"""

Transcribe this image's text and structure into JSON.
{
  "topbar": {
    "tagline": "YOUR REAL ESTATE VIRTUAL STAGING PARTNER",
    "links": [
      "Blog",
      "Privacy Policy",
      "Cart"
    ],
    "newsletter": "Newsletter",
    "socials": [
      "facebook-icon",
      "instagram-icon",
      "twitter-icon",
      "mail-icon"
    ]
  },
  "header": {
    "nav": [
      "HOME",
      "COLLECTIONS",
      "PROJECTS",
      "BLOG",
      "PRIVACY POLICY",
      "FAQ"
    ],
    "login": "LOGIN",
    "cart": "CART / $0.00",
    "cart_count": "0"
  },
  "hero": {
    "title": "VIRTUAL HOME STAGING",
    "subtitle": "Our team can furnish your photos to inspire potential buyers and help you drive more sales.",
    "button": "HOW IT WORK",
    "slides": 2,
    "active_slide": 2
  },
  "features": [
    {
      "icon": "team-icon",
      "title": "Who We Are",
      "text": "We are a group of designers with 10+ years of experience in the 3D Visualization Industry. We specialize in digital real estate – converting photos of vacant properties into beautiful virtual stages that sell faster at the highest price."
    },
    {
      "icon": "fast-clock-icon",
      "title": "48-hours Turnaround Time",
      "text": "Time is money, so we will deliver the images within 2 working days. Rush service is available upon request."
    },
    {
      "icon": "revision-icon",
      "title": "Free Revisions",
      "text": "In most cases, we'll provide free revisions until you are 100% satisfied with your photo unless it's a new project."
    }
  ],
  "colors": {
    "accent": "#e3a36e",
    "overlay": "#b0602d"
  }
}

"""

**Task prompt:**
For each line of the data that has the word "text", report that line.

**Result below:**
Transcribe this image's text and structure into JSON.
      "text": "We are a group of designers with 10+ years of experience in the 3D Visualization Industry. We specialize in digital real estate – converting photos of vacant properties into beautiful virtual stages that sell faster at the highest price."
      "text": "Time is money, so we will deliver the images within 2 working days. Rush service is available upon request."
      "text": "In most cases, we'll provide free revisions until you are 100% satisfied with your photo unless it's a new project."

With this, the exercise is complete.